Directions for this task: Copy every record exactly, leaving the pictures out.

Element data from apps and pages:
*** Block opens ***
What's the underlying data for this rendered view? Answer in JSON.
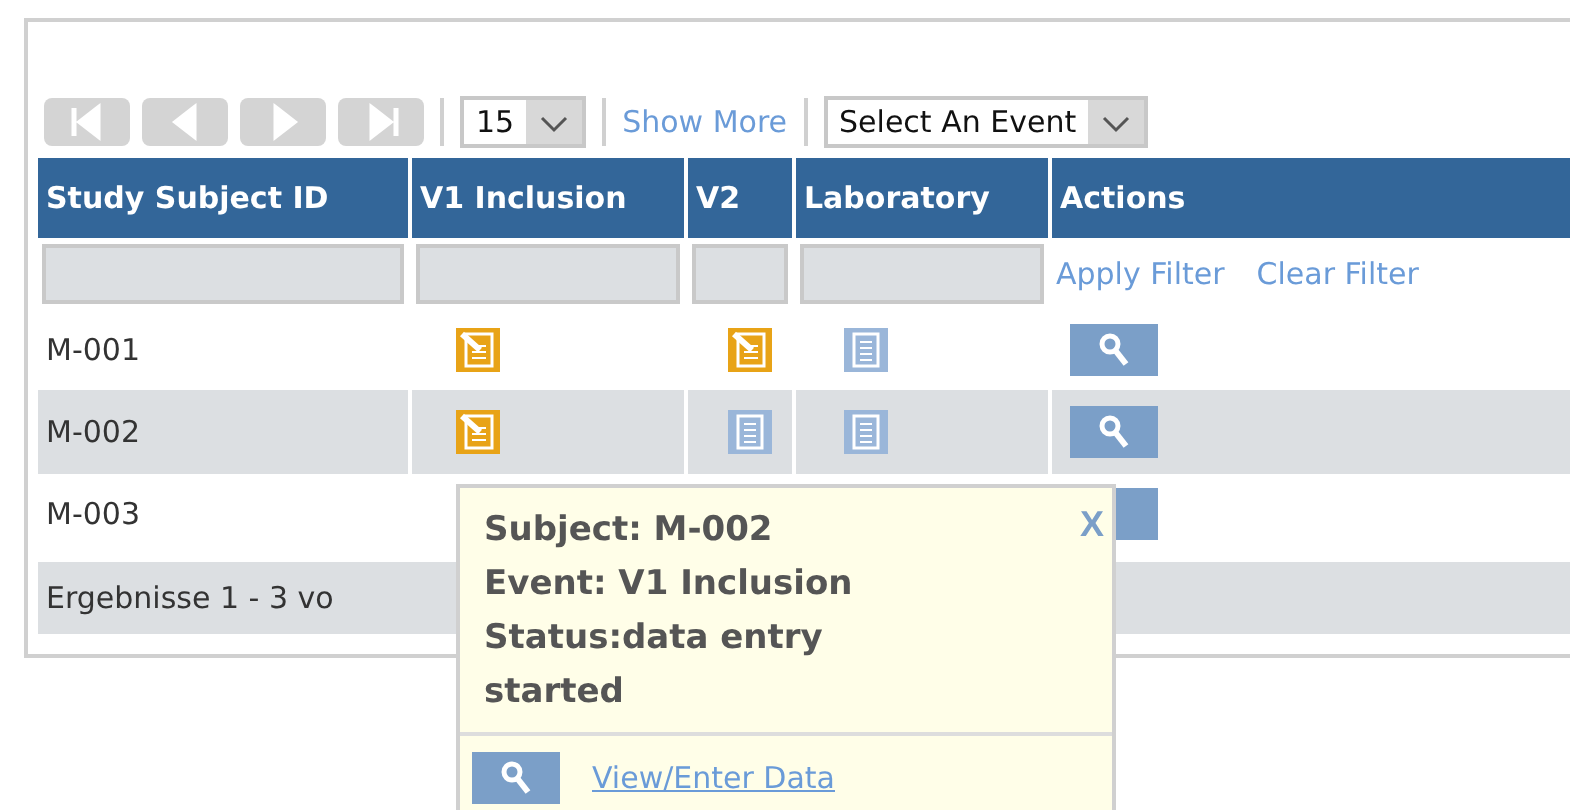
{
  "toolbar": {
    "nav_buttons": [
      {
        "kind": "first",
        "disabled": true
      },
      {
        "kind": "prev",
        "disabled": true
      },
      {
        "kind": "next",
        "disabled": true
      },
      {
        "kind": "last",
        "disabled": true
      }
    ],
    "page_size": "15",
    "show_more": "Show More",
    "event_select": "Select An Event"
  },
  "table": {
    "columns": [
      "Study Subject ID",
      "V1 Inclusion",
      "V2",
      "Laboratory",
      "Actions"
    ],
    "filter_links": [
      "Apply Filter",
      "Clear Filter"
    ],
    "rows": [
      {
        "id": "M-001",
        "selected": false,
        "events": [
          {
            "started": true
          },
          {
            "started": true
          },
          {
            "started": false
          }
        ]
      },
      {
        "id": "M-002",
        "selected": true,
        "events": [
          {
            "started": true
          },
          {
            "started": false
          },
          {
            "started": false
          }
        ]
      },
      {
        "id": "M-003",
        "selected": false
      }
    ],
    "footer": "Ergebnisse 1 - 3 vo"
  },
  "popup": {
    "lines": [
      "Subject: M-002",
      "Event: V1 Inclusion",
      "Status:data entry started"
    ],
    "close": "X",
    "link": "View/Enter Data"
  }
}
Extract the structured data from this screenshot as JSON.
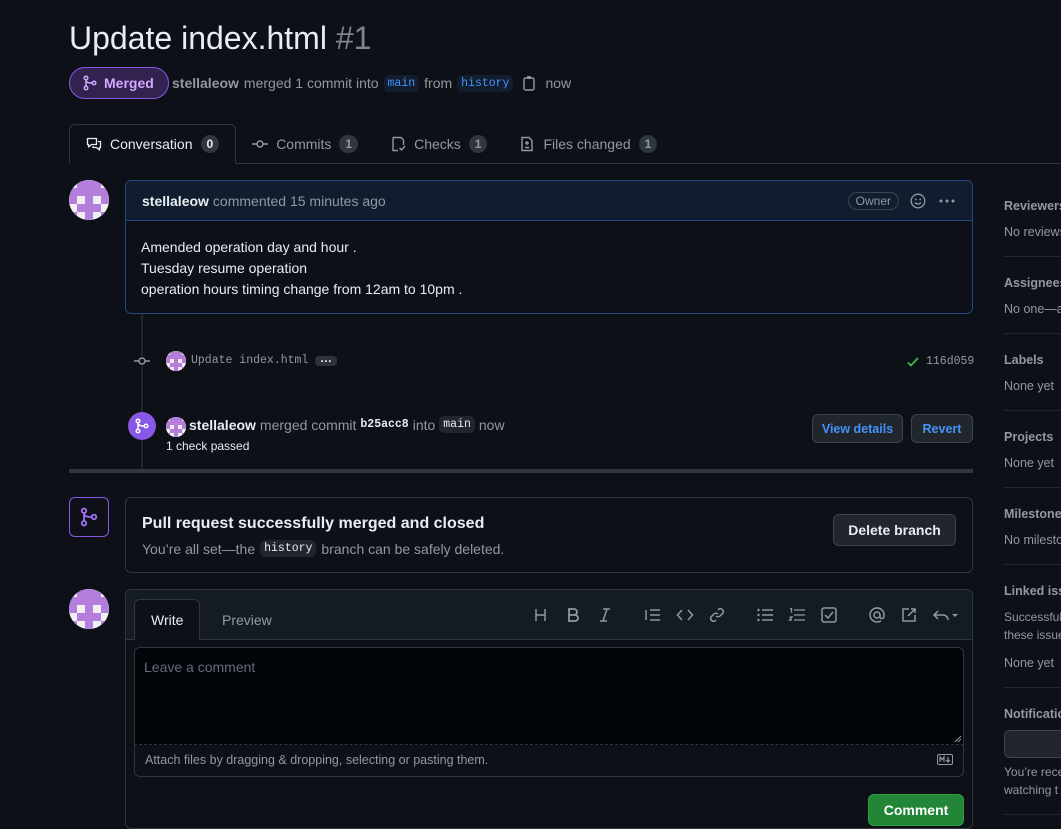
{
  "pr": {
    "title": "Update index.html",
    "number": "#1",
    "state": "Merged",
    "author": "stellaleow",
    "merged_text": "merged 1 commit into",
    "base_branch": "main",
    "from_text": "from",
    "head_branch": "history",
    "time": "now"
  },
  "tabs": [
    {
      "label": "Conversation",
      "count": "0",
      "icon": "comment-discussion-icon"
    },
    {
      "label": "Commits",
      "count": "1",
      "icon": "git-commit-icon"
    },
    {
      "label": "Checks",
      "count": "1",
      "icon": "checklist-icon"
    },
    {
      "label": "Files changed",
      "count": "1",
      "icon": "file-diff-icon"
    }
  ],
  "comment": {
    "author": "stellaleow",
    "action": "commented 15 minutes ago",
    "badge": "Owner",
    "lines": [
      "Amended operation day and hour .",
      "Tuesday resume operation",
      "operation hours timing change from 12am to 10pm ."
    ]
  },
  "commit": {
    "message": "Update index.html",
    "ellipsis": "…",
    "sha": "116d059"
  },
  "merge_event": {
    "author": "stellaleow",
    "text": "merged commit",
    "sha": "b25acc8",
    "into": "into",
    "branch": "main",
    "time": "now",
    "checks": "1 check passed",
    "view_details": "View details",
    "revert": "Revert"
  },
  "merged_box": {
    "title": "Pull request successfully merged and closed",
    "text_before": "You’re all set—the",
    "branch": "history",
    "text_after": "branch can be safely deleted.",
    "delete_button": "Delete branch"
  },
  "editor": {
    "write_tab": "Write",
    "preview_tab": "Preview",
    "placeholder": "Leave a comment",
    "attach_text": "Attach files by dragging & dropping, selecting or pasting them.",
    "comment_button": "Comment"
  },
  "sidebar": {
    "reviewers": {
      "heading": "Reviewers",
      "value": "No reviews"
    },
    "assignees": {
      "heading": "Assignees",
      "value": "No one—a"
    },
    "labels": {
      "heading": "Labels",
      "value": "None yet"
    },
    "projects": {
      "heading": "Projects",
      "value": "None yet"
    },
    "milestone": {
      "heading": "Milestone",
      "value": "No milesto"
    },
    "linked": {
      "heading": "Linked issu",
      "value1": "Successfull",
      "value2": "these issue",
      "value3": "None yet"
    },
    "notifications": {
      "heading": "Notificatio",
      "value1": "You’re rece",
      "value2": "watching t"
    }
  },
  "colors": {
    "background": "#0d1117",
    "merged_purple": "#8957e5",
    "link_blue": "#4493f8",
    "success_green": "#238636"
  }
}
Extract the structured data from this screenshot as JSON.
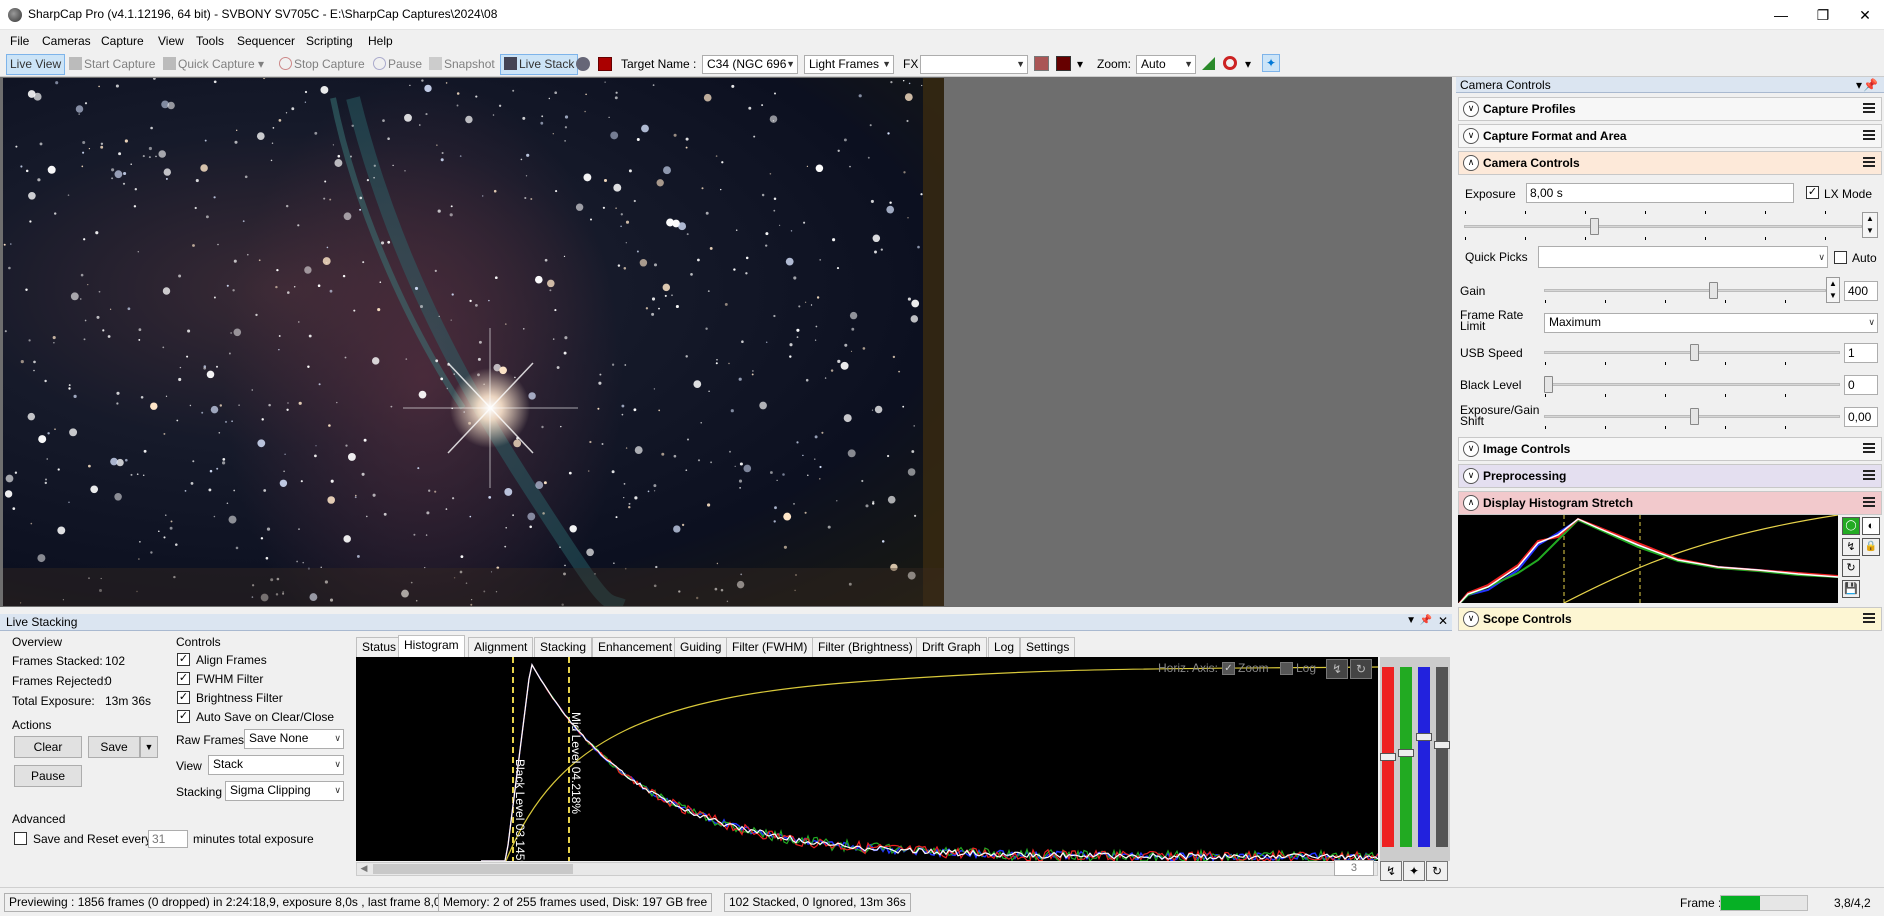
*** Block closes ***
Exercise answer:
What's the underlying data for this rendered view? Answer in JSON.
{
  "toolbar": {
    "nav_buttons": [
      {
        "kind": "first",
        "disabled": true
      },
      {
        "kind": "prev",
        "disabled": true
      },
      {
        "kind": "next",
        "disabled": true
      },
      {
        "kind": "last",
        "disabled": true
      }
    ],
    "page_size": "15",
    "show_more": "Show More",
    "event_select": "Select An Event"
  },
  "table": {
    "columns": [
      "Study Subject ID",
      "V1 Inclusion",
      "V2",
      "Laboratory",
      "Actions"
    ],
    "filter_links": [
      "Apply Filter",
      "Clear Filter"
    ],
    "rows": [
      {
        "id": "M-001",
        "selected": false,
        "events": [
          {
            "started": true
          },
          {
            "started": true
          },
          {
            "started": false
          }
        ]
      },
      {
        "id": "M-002",
        "selected": true,
        "events": [
          {
            "started": true
          },
          {
            "started": false
          },
          {
            "started": false
          }
        ]
      },
      {
        "id": "M-003",
        "selected": false
      }
    ],
    "footer": "Ergebnisse 1 - 3 vo"
  },
  "popup": {
    "lines": [
      "Subject: M-002",
      "Event: V1 Inclusion",
      "Status:data entry started"
    ],
    "close": "X",
    "link": "View/Enter Data"
  }
}
Extract the structured data from this screenshot as JSON.
{
  "pr": {
    "title": "Update index.html",
    "number": "#1",
    "state": "Merged",
    "author": "stellaleow",
    "merged_text": "merged 1 commit into",
    "base_branch": "main",
    "from_text": "from",
    "head_branch": "history",
    "time": "now"
  },
  "tabs": [
    {
      "label": "Conversation",
      "count": "0",
      "icon": "comment-discussion-icon"
    },
    {
      "label": "Commits",
      "count": "1",
      "icon": "git-commit-icon"
    },
    {
      "label": "Checks",
      "count": "1",
      "icon": "checklist-icon"
    },
    {
      "label": "Files changed",
      "count": "1",
      "icon": "file-diff-icon"
    }
  ],
  "comment": {
    "author": "stellaleow",
    "action": "commented 15 minutes ago",
    "badge": "Owner",
    "lines": [
      "Amended operation day and hour .",
      "Tuesday resume operation",
      "operation hours timing change from 12am to 10pm ."
    ]
  },
  "commit": {
    "message": "Update index.html",
    "ellipsis": "…",
    "sha": "116d059"
  },
  "merge_event": {
    "author": "stellaleow",
    "text": "merged commit",
    "sha": "b25acc8",
    "into": "into",
    "branch": "main",
    "time": "now",
    "checks": "1 check passed",
    "view_details": "View details",
    "revert": "Revert"
  },
  "merged_box": {
    "title": "Pull request successfully merged and closed",
    "text_before": "You’re all set—the",
    "branch": "history",
    "text_after": "branch can be safely deleted.",
    "delete_button": "Delete branch"
  },
  "editor": {
    "write_tab": "Write",
    "preview_tab": "Preview",
    "placeholder": "Leave a comment",
    "attach_text": "Attach files by dragging & dropping, selecting or pasting them.",
    "comment_button": "Comment"
  },
  "sidebar": {
    "reviewers": {
      "heading": "Reviewers",
      "value": "No reviews"
    },
    "assignees": {
      "heading": "Assignees",
      "value": "No one—a"
    },
    "labels": {
      "heading": "Labels",
      "value": "None yet"
    },
    "projects": {
      "heading": "Projects",
      "value": "None yet"
    },
    "milestone": {
      "heading": "Milestone",
      "value": "No milesto"
    },
    "linked": {
      "heading": "Linked issu",
      "value1": "Successfull",
      "value2": "these issue",
      "value3": "None yet"
    },
    "notifications": {
      "heading": "Notificatio",
      "value1": "You’re rece",
      "value2": "watching t"
    }
  },
  "colors": {
    "background": "#0d1117",
    "merged_purple": "#8957e5",
    "link_blue": "#4493f8",
    "success_green": "#238636"
  }
}
Extract the structured data from this screenshot as JSON.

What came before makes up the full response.